When a drop hits a surface colder than its freezing point, there’s a competition between retraction and solidification that determines the final shape of the splat. For many materials, like wax or soldering metals, the contact angle between their liquid and solid phase is zero, so there’s no major shape change once solidification begins. But water — as is so often the case — is an exception.

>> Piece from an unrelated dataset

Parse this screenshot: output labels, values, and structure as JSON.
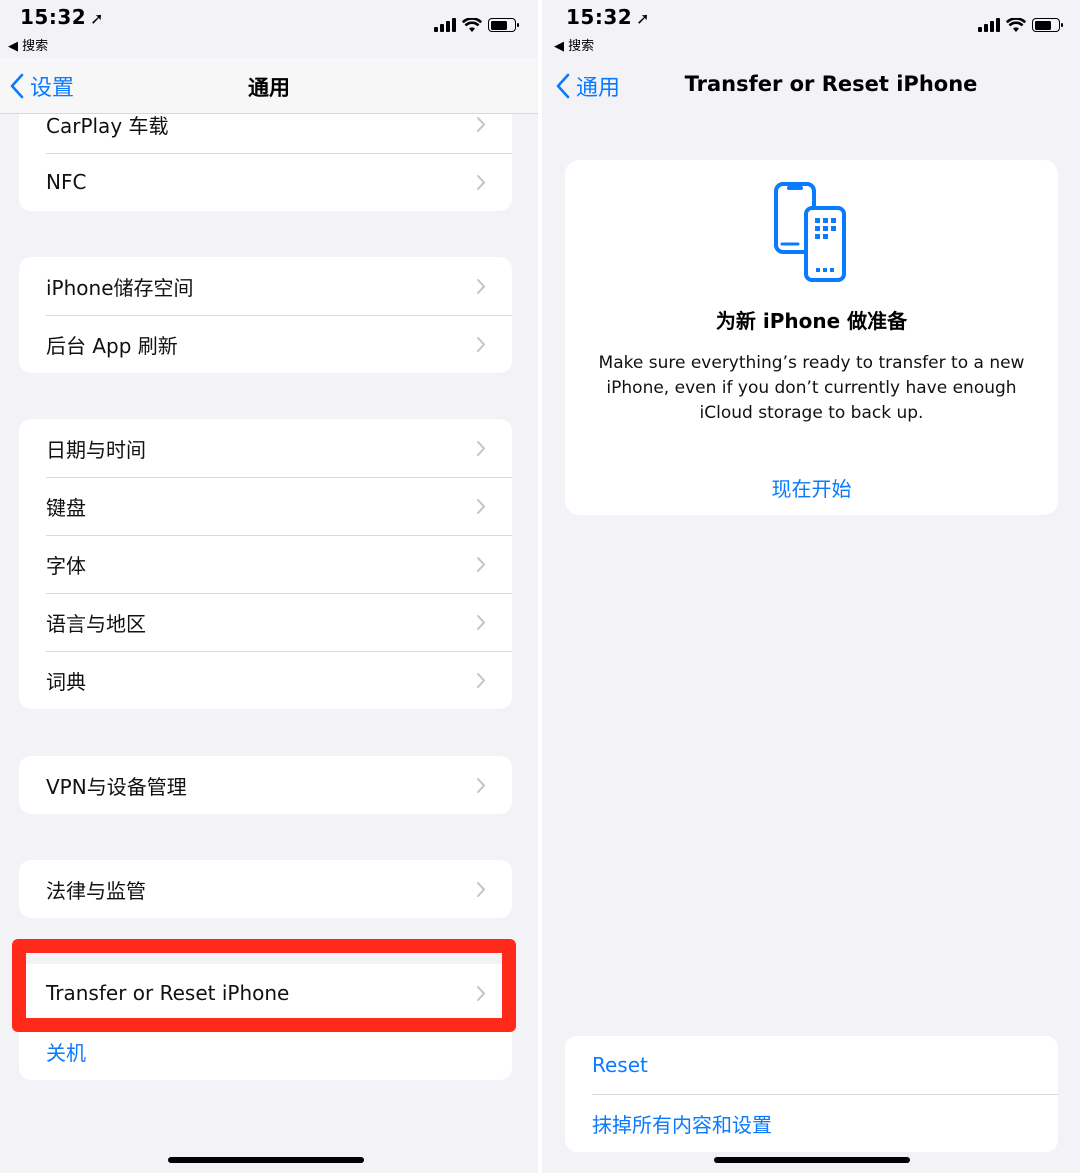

Water and ice have a non-zero contact angle, which means that retraction can continue even after the drop begins freezing. As a result, the final shape of the splat varies depending on how cold the surface is. For a surface only a little colder than the freezing point, the final splat forms a spherical cap (Image 1). But once the surface is colder, freezing happens before the water can fully retract and the final splat forms a ring (Image 2). (Image and research credit: V. Thiévenaz et al.)